Water Level on the Rhine
July 18, 2022
Germany’s Energy Crisis About To Get Even Worse As Rhine Water Levels Plummet
by Tyler DurdenMonday, Jul 18, 2022 – 06:55 AM
What has already been a year from hell for Germany, which is suffering energy hyperinflation as a result of Europe’s sanctions on Russia, and which is “facing the biggest crisis the country has every had” according to the president of the German employers association, is about to get even worse as the declining water level of the Rhine river, which has historically been a key infrastructure transit artery across Germany, continues to fall and as it does, the flow of commodities to inland Europe is starting to buckle threatening to make an already historic crisis even worse.
The alarming lack of water is contributing to oil product supply problems in Switzerland and preventing at least two power plants in Germany from getting all the coal they need, and what’s more, the continent’s sizzling summer temperatures are forecast to climb even higher in the coming week, leading to even lower water levels.
The 800-mile (1,288-kilometer) Rhine river runs from Switzerland all the way to the North Sea and is used to transport tens of millions of tons of commodities through inland Europe. But with water levels at their lowest for the time of year in 15 years, there is a limit how much fuel, coal and other vital cargo that barges can carry up and down the river.
Low water levels on the Rhine River mean that barges hauling middle distillate-type oil products – typically gasoil/diesel – past Kaub in Germany, are limited to loading about 30% of capacity, according to maritime brokerage services firm Riverlake.
A barge loading in the energy hub of Amsterdam-Rotterdam-Antwerp (or ARA), which can haul 2.5k tons when fully laden, is restricted to taking on about 800 tons if sailing to destinations beyond Kaub.
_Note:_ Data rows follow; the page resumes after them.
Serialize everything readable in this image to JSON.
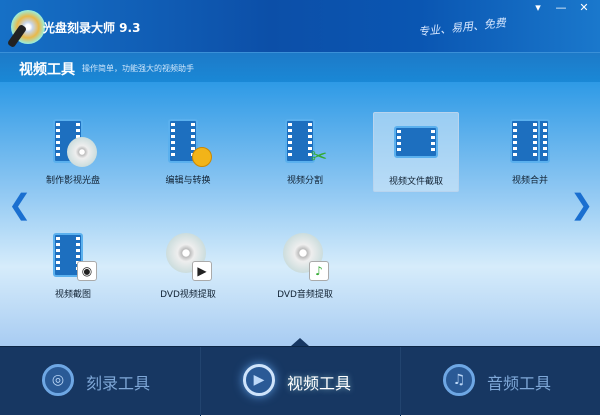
{
  "app": {
    "title": "光盘刻录大师 9.3",
    "tagline": "专业、易用、免费"
  },
  "window": {
    "menu": "▾",
    "minimize": "—",
    "close": "✕"
  },
  "section": {
    "title": "视频工具",
    "description": "操作简单，功能强大的视频助手"
  },
  "items": [
    {
      "label": "制作影视光盘",
      "badge": ""
    },
    {
      "label": "编辑与转换",
      "badge": ""
    },
    {
      "label": "视频分割",
      "badge": "✂"
    },
    {
      "label": "视频文件截取",
      "badge": ""
    },
    {
      "label": "视频合并",
      "badge": ""
    },
    {
      "label": "视频截图",
      "badge": "◉"
    },
    {
      "label": "DVD视频提取",
      "badge": "▶"
    },
    {
      "label": "DVD音频提取",
      "badge": "♪"
    }
  ],
  "nav": {
    "prev": "❮",
    "next": "❯"
  },
  "tabs": [
    {
      "label": "刻录工具",
      "icon": "◎"
    },
    {
      "label": "视频工具",
      "icon": "▶"
    },
    {
      "label": "音频工具",
      "icon": "♫"
    }
  ]
}
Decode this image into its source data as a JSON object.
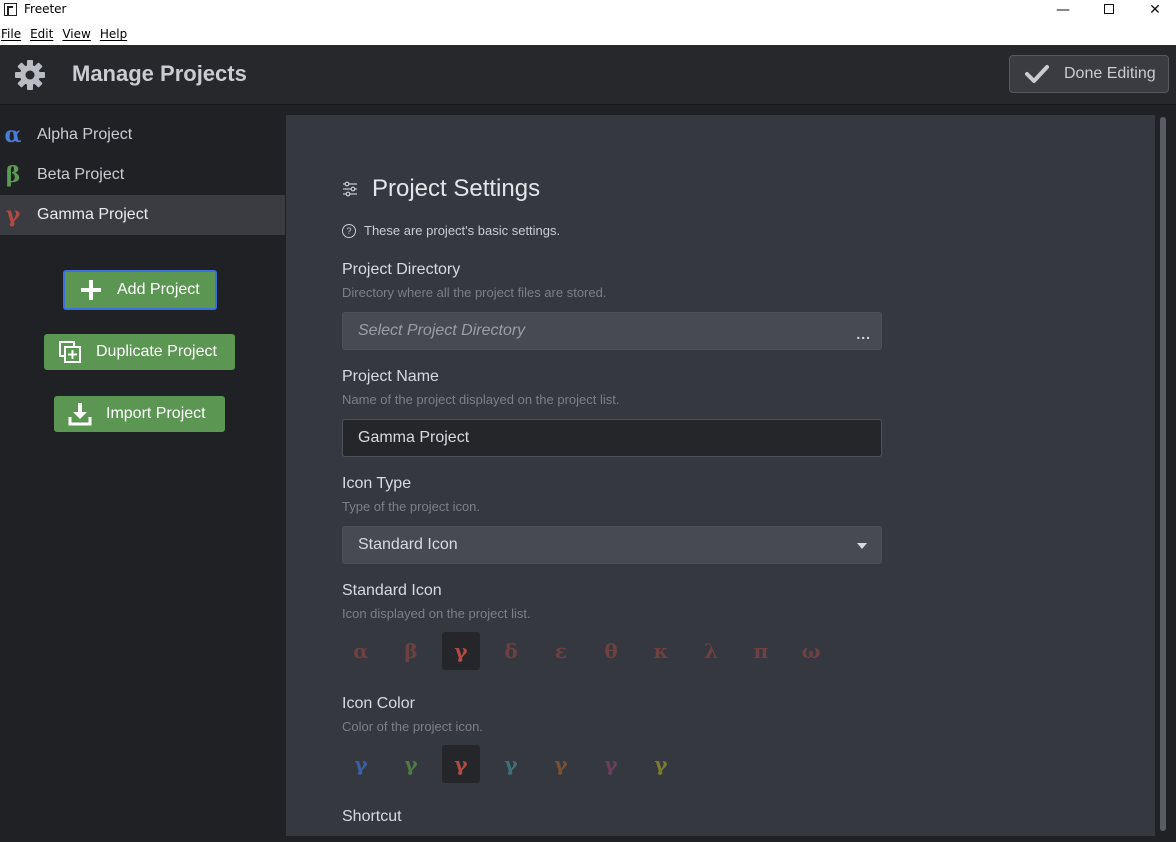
{
  "window": {
    "title": "Freeter"
  },
  "menu": [
    {
      "label": "File"
    },
    {
      "label": "Edit"
    },
    {
      "label": "View"
    },
    {
      "label": "Help"
    }
  ],
  "header": {
    "title": "Manage Projects",
    "done_label": "Done Editing"
  },
  "projects": [
    {
      "glyph": "α",
      "name": "Alpha Project",
      "color": "#4a7bd6",
      "selected": false
    },
    {
      "glyph": "β",
      "name": "Beta Project",
      "color": "#5b9a53",
      "selected": false
    },
    {
      "glyph": "γ",
      "name": "Gamma Project",
      "color": "#b04a45",
      "selected": true
    }
  ],
  "sidebar_buttons": {
    "add": "Add Project",
    "duplicate": "Duplicate Project",
    "import": "Import Project"
  },
  "settings": {
    "title": "Project Settings",
    "intro": "These are project's basic settings.",
    "directory": {
      "label": "Project Directory",
      "desc": "Directory where all the project files are stored.",
      "placeholder": "Select Project Directory",
      "browse": "..."
    },
    "name": {
      "label": "Project Name",
      "desc": "Name of the project displayed on the project list.",
      "value": "Gamma Project"
    },
    "icon_type": {
      "label": "Icon Type",
      "desc": "Type of the project icon.",
      "value": "Standard Icon"
    },
    "standard_icon": {
      "label": "Standard Icon",
      "desc": "Icon displayed on the project list.",
      "options": [
        "α",
        "β",
        "γ",
        "δ",
        "ε",
        "θ",
        "κ",
        "λ",
        "π",
        "ω"
      ],
      "selected_index": 2
    },
    "icon_color": {
      "label": "Icon Color",
      "desc": "Color of the project icon.",
      "glyph": "γ",
      "options": [
        "#3b5ea8",
        "#4d7a47",
        "#b04a45",
        "#3f6f78",
        "#7a5033",
        "#6b3f5c",
        "#7a7a2e"
      ],
      "selected_index": 2
    },
    "shortcut": {
      "label": "Shortcut"
    }
  }
}
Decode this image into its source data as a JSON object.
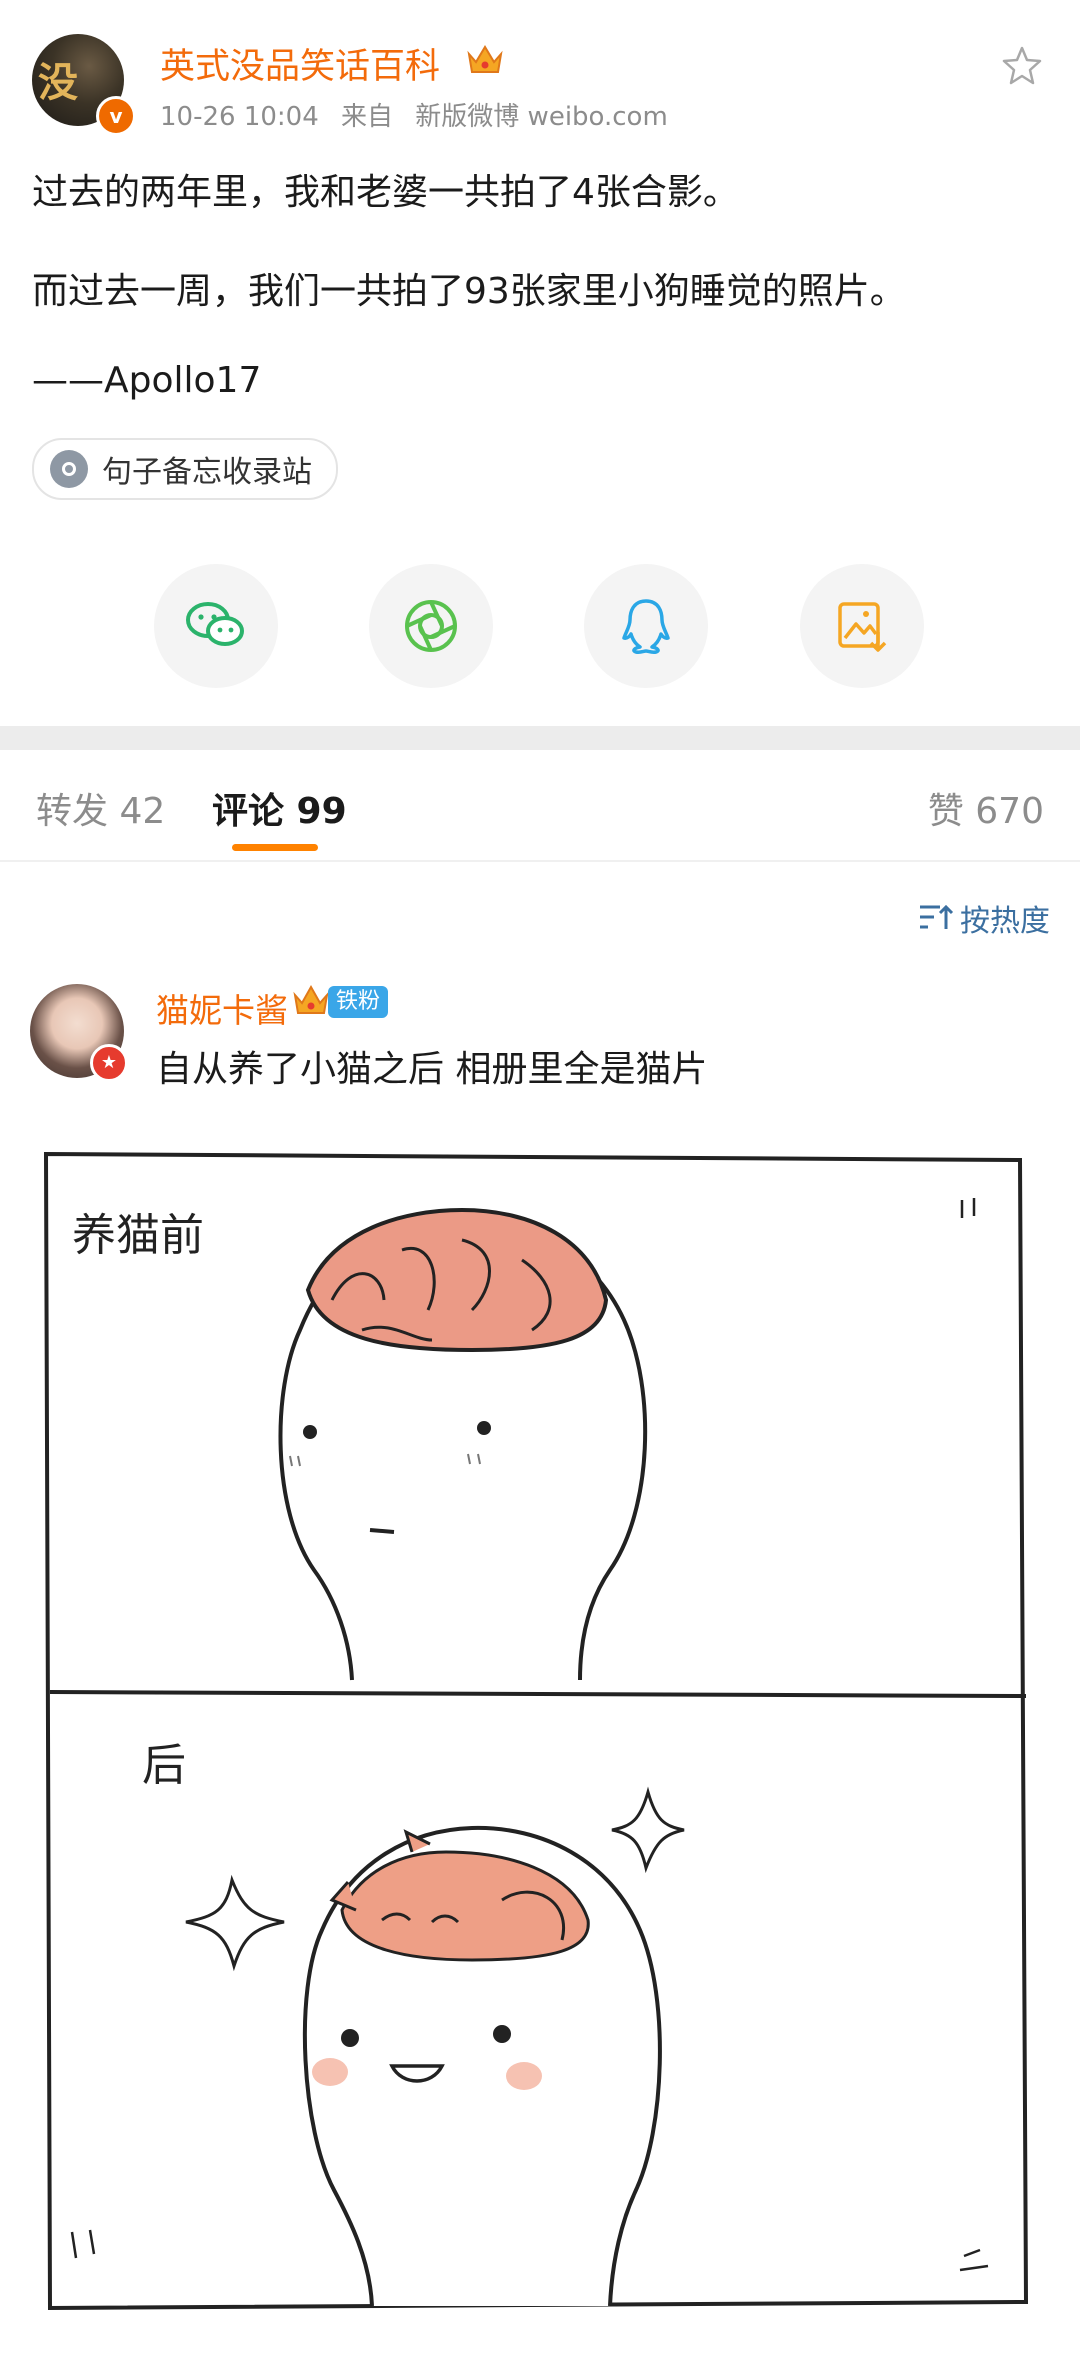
{
  "post": {
    "author": {
      "name": "英式没品笑话百科",
      "avatar_glyph": "没",
      "verified_badge": "v"
    },
    "meta": {
      "time": "10-26 10:04",
      "source_prefix": "来自",
      "source": "新版微博 weibo.com"
    },
    "text_lines": [
      "过去的两年里，我和老婆一共拍了4张合影。",
      "而过去一周，我们一共拍了93张家里小狗睡觉的照片。",
      "——Apollo17"
    ],
    "tag": "句子备忘收录站"
  },
  "share": {
    "items": [
      "wechat-icon",
      "moments-icon",
      "qq-icon",
      "save-image-icon"
    ],
    "colors": {
      "wechat": "#2bb36b",
      "moments": "#59c24e",
      "qq": "#2aa7e6",
      "save": "#f5a623"
    }
  },
  "tabs": {
    "repost": "转发 42",
    "comments": "评论 99",
    "likes": "赞 670"
  },
  "sort": {
    "label": "按热度"
  },
  "comment": {
    "author": "猫妮卡酱",
    "fan_badge": "铁粉",
    "text": "自从养了小猫之后 相册里全是猫片"
  },
  "comment_image": {
    "panel_top_caption": "养猫前",
    "panel_bottom_caption": "后"
  },
  "theme": {
    "accent": "#ff8200",
    "name_color": "#f36b0b",
    "link_color": "#3b6fa0"
  }
}
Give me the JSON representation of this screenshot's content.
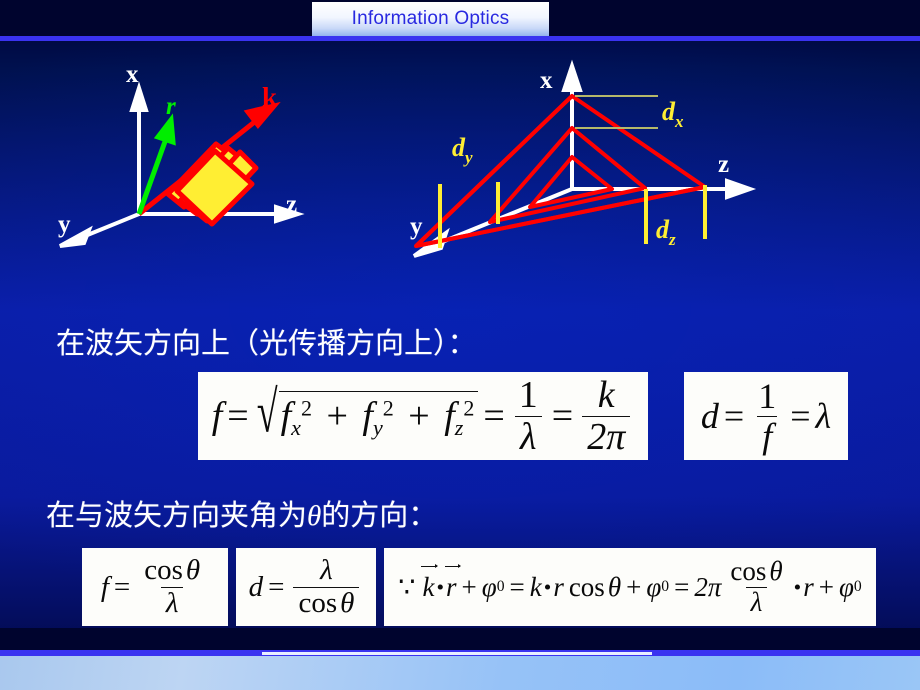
{
  "slide": {
    "title": "Information Optics",
    "accent_blue": "#3a33f0",
    "background_blue": "#0a1a9c",
    "title_text_color": "#2929e0"
  },
  "figures": {
    "left": {
      "name": "wavefront-plane-wave-diagram",
      "axis_labels": {
        "x": "x",
        "y": "y",
        "z": "z"
      },
      "vectors": [
        {
          "label": "r",
          "color": "#00ee00"
        },
        {
          "label": "k",
          "color": "#ff0000"
        }
      ],
      "plane_color": "#ffee33",
      "plane_outline": "#ff0000",
      "axis_color": "#ffffff"
    },
    "right": {
      "name": "spatial-period-projection-diagram",
      "axis_labels": {
        "x": "x",
        "y": "y",
        "z": "z"
      },
      "dimension_labels": [
        {
          "label": "d",
          "subscript": "x",
          "color": "#ffee33"
        },
        {
          "label": "d",
          "subscript": "y",
          "color": "#ffee33"
        },
        {
          "label": "d",
          "subscript": "z",
          "color": "#ffee33"
        }
      ],
      "ray_color": "#ff0000",
      "axis_color": "#ffffff"
    }
  },
  "text": {
    "line1": "在波矢方向上（光传播方向上）：",
    "line2_before": "在与波矢方向夹角为",
    "line2_symbol": "θ",
    "line2_after": "的方向："
  },
  "formulas": {
    "f_magnitude": {
      "lhs": "f",
      "terms": [
        "f",
        "f",
        "f"
      ],
      "subs": [
        "x",
        "y",
        "z"
      ],
      "exponent": "2",
      "eq1_num": "1",
      "eq1_den": "λ",
      "eq2_num": "k",
      "eq2_den": "2π",
      "plus": "+",
      "equals": "=",
      "radical": "√"
    },
    "d_equals": {
      "lhs": "d",
      "equals": "=",
      "num": "1",
      "den": "f",
      "rhs": "λ"
    },
    "f_cos": {
      "lhs": "f",
      "equals": "=",
      "num": "cos",
      "num_sym": "θ",
      "den": "λ"
    },
    "d_cos": {
      "lhs": "d",
      "equals": "=",
      "num": "λ",
      "den": "cos",
      "den_sym": "θ"
    },
    "phase": {
      "because": "∵",
      "k_vec": "k",
      "dot": "•",
      "r_vec": "r",
      "plus": "+",
      "phi": "φ",
      "phi_sub": "0",
      "equals": "=",
      "k": "k",
      "r": "r",
      "cos": "cos",
      "theta": "θ",
      "two_pi": "2π",
      "frac_num_cos": "cos",
      "frac_num_theta": "θ",
      "frac_den": "λ"
    }
  }
}
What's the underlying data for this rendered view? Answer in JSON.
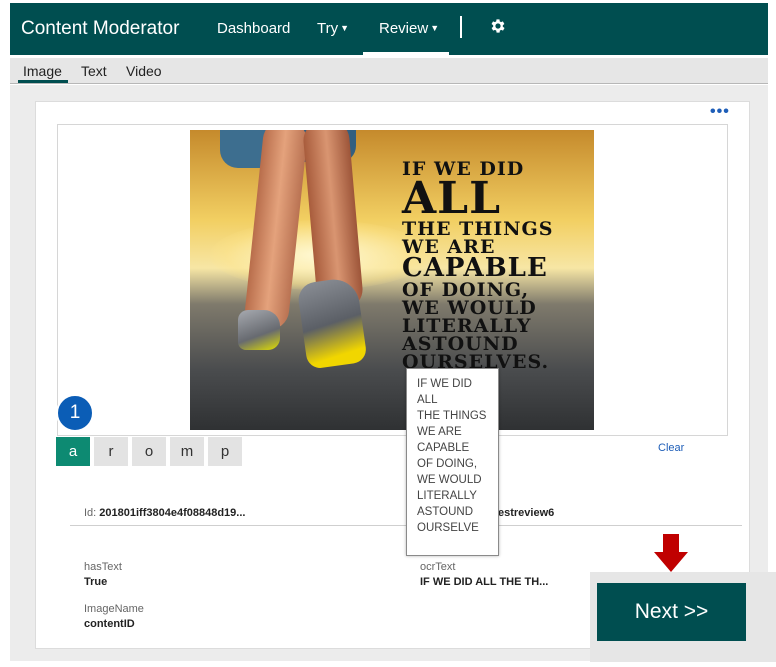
{
  "app": {
    "brand": "Content Moderator",
    "nav": [
      {
        "label": "Dashboard"
      },
      {
        "label": "Try"
      },
      {
        "label": "Review"
      }
    ],
    "settings_icon": "gear-icon"
  },
  "subnav": {
    "tabs": [
      {
        "label": "Image"
      },
      {
        "label": "Text"
      },
      {
        "label": "Video"
      }
    ],
    "active": "Image"
  },
  "review": {
    "more_label": "•••",
    "image_text": [
      "IF WE DID",
      "ALL",
      "THE THINGS",
      "WE ARE",
      "CAPABLE",
      "OF DOING,",
      "WE WOULD",
      "LITERALLY",
      "ASTOUND",
      "OURSELVES."
    ],
    "badge": "1",
    "tags": [
      {
        "label": "a",
        "active": true
      },
      {
        "label": "r"
      },
      {
        "label": "o"
      },
      {
        "label": "m"
      },
      {
        "label": "p"
      }
    ],
    "clear_label": "Clear",
    "id_label": "Id:",
    "id_value": "201801iff3804e4f08848d19...",
    "id_right": "estreview6",
    "metadata": [
      {
        "key": "hasText",
        "value": "True"
      },
      {
        "key": "ocrText",
        "value": "IF WE DID ALL THE TH..."
      },
      {
        "key": "ImageName",
        "value": "contentID"
      }
    ],
    "tooltip_lines": [
      "IF WE DID",
      "ALL",
      "THE THINGS",
      "WE ARE",
      "CAPABLE",
      "OF DOING,",
      "WE WOULD",
      "LITERALLY",
      "ASTOUND",
      "OURSELVE"
    ],
    "next_label": "Next >>",
    "accent_color": "#004e50",
    "tag_active_color": "#0d8a72",
    "arrow_color": "#c00000"
  }
}
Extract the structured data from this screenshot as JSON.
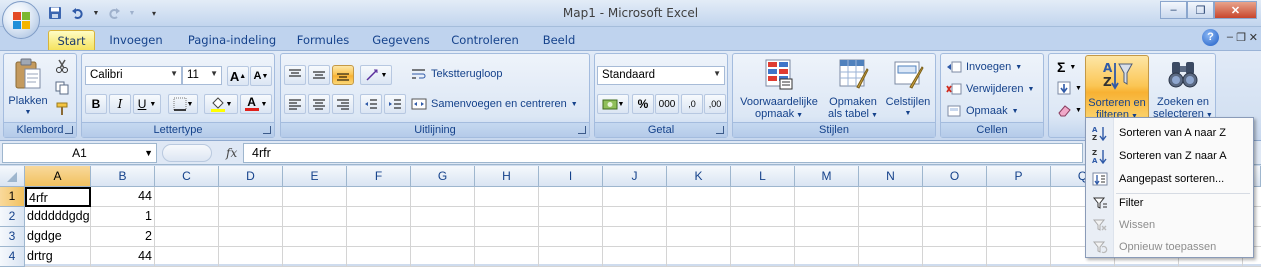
{
  "window": {
    "title": "Map1 - Microsoft Excel",
    "minimize": "–",
    "restore": "❐",
    "close": "✕",
    "ribbon_minimize": "–",
    "ribbon_restore": "❐",
    "ribbon_close": "✕"
  },
  "tabs": [
    {
      "label": "Start"
    },
    {
      "label": "Invoegen"
    },
    {
      "label": "Pagina-indeling"
    },
    {
      "label": "Formules"
    },
    {
      "label": "Gegevens"
    },
    {
      "label": "Controleren"
    },
    {
      "label": "Beeld"
    }
  ],
  "help": "?",
  "clipboard": {
    "label": "Klembord",
    "paste": "Plakken"
  },
  "font": {
    "label": "Lettertype",
    "name": "Calibri",
    "size": "11",
    "bold": "B",
    "italic": "I",
    "underline": "U",
    "grow": "A",
    "shrink": "A",
    "font_color": "A"
  },
  "alignment": {
    "label": "Uitlijning",
    "wrap": "Tekstterugloop",
    "merge": "Samenvoegen en centreren"
  },
  "number": {
    "label": "Getal",
    "format": "Standaard",
    "percent": "%",
    "thousands": "000",
    "inc_decimal": ",0",
    "dec_decimal": ",00"
  },
  "styles": {
    "label": "Stijlen",
    "conditional": [
      "Voorwaardelijke",
      "opmaak"
    ],
    "table": [
      "Opmaken",
      "als tabel"
    ],
    "cell_styles": "Celstijlen"
  },
  "cells": {
    "label": "Cellen",
    "insert": "Invoegen",
    "delete": "Verwijderen",
    "format": "Opmaak"
  },
  "editing": {
    "sort_filter": [
      "Sorteren en",
      "filteren"
    ],
    "find_select": [
      "Zoeken en",
      "selecteren"
    ]
  },
  "formula_bar": {
    "name_box": "A1",
    "fx": "fx",
    "value": "4rfr"
  },
  "columns": [
    "A",
    "B",
    "C",
    "D",
    "E",
    "F",
    "G",
    "H",
    "I",
    "J",
    "K",
    "L",
    "M",
    "N",
    "O",
    "P",
    "Q"
  ],
  "rows": [
    {
      "num": "1",
      "a": "4rfr",
      "b": "44"
    },
    {
      "num": "2",
      "a": "ddddddgdg",
      "b": "1"
    },
    {
      "num": "3",
      "a": "dgdge",
      "b": "2"
    },
    {
      "num": "4",
      "a": "drtrg",
      "b": "44"
    }
  ],
  "sort_menu": {
    "items": [
      {
        "label": "Sorteren van A naar Z",
        "disabled": false
      },
      {
        "label": "Sorteren van Z naar A",
        "disabled": false
      },
      {
        "label": "Aangepast sorteren...",
        "disabled": false
      },
      {
        "label": "Filter",
        "disabled": false
      },
      {
        "label": "Wissen",
        "disabled": true
      },
      {
        "label": "Opnieuw toepassen",
        "disabled": true
      }
    ]
  },
  "colors": {
    "accent": "#15428b",
    "active_tab": "#f5e25e",
    "selection": "#f1c15f",
    "grid": "#d4d4d4"
  }
}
As shown below, the water level at Kaub has fallen in recent days and is at its lowest on a seasonal basis since at least 2007. According to Riverlake, further decreases in loading volumes for barges hauling middle distillates from ARA to inland destinations beyond Kaub are expected in coming days.
This – coupled with capacity issues on German railways – has meant that Switzerland is struggling with supplies of oil products, mainly diesel/heating oil, according to Avenergy Suisse, the landlocked country’s organization for fuel importers.
Low Rhine water level combined with capacity problems on German railways are the reasons, managing director Roland Bilang told Bloomberg, adding that supply problems mainly concern diesel/heating oil.
“It has happened from time to time in the past that temporarily not enough mineral oil products could be transported to Switzerland and therefore the compulsory stocks had to be tapped.” Biland recommends private households fill their heating oil tanks early.
Meanwhile, Bloomberg reports that power plants at Mannheim and Karlsruhe in Germany, operated by Grosskraftwerk Mannheim and EnBW, have been struggling to source coal because of the shallow water – just as the country frets that Russia won’t restart flows on a key gas pipeline. The companies said their generation operations aren’t currently affected.
Because of the tight coal market and low Rhine levels making it hard to deliver the fuel, only 65% of Germany’s coal capacity will be available in coming months, according to S&P Global Commodity Insights analyst Sabrina Kernbichler. This is bad news for a country whose biggest energy utilities are starting to drain natgas reserves as a result of the halt in Nord Stream 1 shipments, jeopardising millions of Germans with freezing should the country fail to restock fully ahead of the winter.
Germany also imports oil products up the Rhine, including fuel and heating oil. There’s currently no shortage of gasoline or diesel in the country, according to Herbert Rabl, spokesman for Tankstellen-Interessenverband e.V., which represents fuel station leaseholders and owners in Germany.
Shell – which owns the Wesseling and Godorf refineries along the Rhine – is monitoring the situation, according to a spokesperson.